(Information provided)
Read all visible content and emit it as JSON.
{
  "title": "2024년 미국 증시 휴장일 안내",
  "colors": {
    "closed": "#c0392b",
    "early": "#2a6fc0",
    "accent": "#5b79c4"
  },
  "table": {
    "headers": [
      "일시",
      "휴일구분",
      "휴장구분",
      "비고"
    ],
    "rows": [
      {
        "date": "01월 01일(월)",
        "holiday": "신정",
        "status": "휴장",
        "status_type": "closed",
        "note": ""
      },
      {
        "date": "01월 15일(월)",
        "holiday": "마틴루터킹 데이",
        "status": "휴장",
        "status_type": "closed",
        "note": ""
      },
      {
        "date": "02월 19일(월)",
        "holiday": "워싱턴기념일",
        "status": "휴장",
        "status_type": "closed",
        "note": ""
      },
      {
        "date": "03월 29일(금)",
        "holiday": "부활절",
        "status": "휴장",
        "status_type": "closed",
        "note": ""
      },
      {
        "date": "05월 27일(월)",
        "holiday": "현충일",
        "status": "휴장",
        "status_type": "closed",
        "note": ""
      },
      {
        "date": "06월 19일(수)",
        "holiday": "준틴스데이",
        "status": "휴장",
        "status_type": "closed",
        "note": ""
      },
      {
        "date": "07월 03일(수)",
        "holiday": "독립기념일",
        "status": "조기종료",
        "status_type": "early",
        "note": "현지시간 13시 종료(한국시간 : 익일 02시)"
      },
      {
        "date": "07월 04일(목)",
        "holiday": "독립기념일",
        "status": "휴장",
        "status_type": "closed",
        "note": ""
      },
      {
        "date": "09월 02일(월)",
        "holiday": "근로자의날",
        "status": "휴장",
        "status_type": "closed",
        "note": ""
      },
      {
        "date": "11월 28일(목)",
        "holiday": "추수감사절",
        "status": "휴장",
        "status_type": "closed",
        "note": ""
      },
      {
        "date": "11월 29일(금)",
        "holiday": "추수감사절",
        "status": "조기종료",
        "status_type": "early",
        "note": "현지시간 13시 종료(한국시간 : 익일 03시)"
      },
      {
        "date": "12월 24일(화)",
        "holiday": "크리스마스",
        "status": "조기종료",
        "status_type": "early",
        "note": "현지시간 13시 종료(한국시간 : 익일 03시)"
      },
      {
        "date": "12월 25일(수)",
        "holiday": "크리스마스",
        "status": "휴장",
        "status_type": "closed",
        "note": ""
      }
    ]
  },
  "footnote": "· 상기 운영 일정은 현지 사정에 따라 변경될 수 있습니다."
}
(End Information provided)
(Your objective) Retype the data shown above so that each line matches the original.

(Task answer)
Read all visible content and emit it as JSON.
{
  "title": "2024년 미국 증시 휴장일 안내",
  "colors": {
    "closed": "#c0392b",
    "early": "#2a6fc0",
    "accent": "#5b79c4"
  },
  "table": {
    "headers": [
      "일시",
      "휴일구분",
      "휴장구분",
      "비고"
    ],
    "rows": [
      {
        "date": "01월 01일(월)",
        "holiday": "신정",
        "status": "휴장",
        "status_type": "closed",
        "note": ""
      },
      {
        "date": "01월 15일(월)",
        "holiday": "마틴루터킹 데이",
        "status": "휴장",
        "status_type": "closed",
        "note": ""
      },
      {
        "date": "02월 19일(월)",
        "holiday": "워싱턴기념일",
        "status": "휴장",
        "status_type": "closed",
        "note": ""
      },
      {
        "date": "03월 29일(금)",
        "holiday": "부활절",
        "status": "휴장",
        "status_type": "closed",
        "note": ""
      },
      {
        "date": "05월 27일(월)",
        "holiday": "현충일",
        "status": "휴장",
        "status_type": "closed",
        "note": ""
      },
      {
        "date": "06월 19일(수)",
        "holiday": "준틴스데이",
        "status": "휴장",
        "status_type": "closed",
        "note": ""
      },
      {
        "date": "07월 03일(수)",
        "holiday": "독립기념일",
        "status": "조기종료",
        "status_type": "early",
        "note": "현지시간 13시 종료(한국시간 : 익일 02시)"
      },
      {
        "date": "07월 04일(목)",
        "holiday": "독립기념일",
        "status": "휴장",
        "status_type": "closed",
        "note": ""
      },
      {
        "date": "09월 02일(월)",
        "holiday": "근로자의날",
        "status": "휴장",
        "status_type": "closed",
        "note": ""
      },
      {
        "date": "11월 28일(목)",
        "holiday": "추수감사절",
        "status": "휴장",
        "status_type": "closed",
        "note": ""
      },
      {
        "date": "11월 29일(금)",
        "holiday": "추수감사절",
        "status": "조기종료",
        "status_type": "early",
        "note": "현지시간 13시 종료(한국시간 : 익일 03시)"
      },
      {
        "date": "12월 24일(화)",
        "holiday": "크리스마스",
        "status": "조기종료",
        "status_type": "early",
        "note": "현지시간 13시 종료(한국시간 : 익일 03시)"
      },
      {
        "date": "12월 25일(수)",
        "holiday": "크리스마스",
        "status": "휴장",
        "status_type": "closed",
        "note": ""
      }
    ]
  },
  "footnote": "· 상기 운영 일정은 현지 사정에 따라 변경될 수 있습니다."
}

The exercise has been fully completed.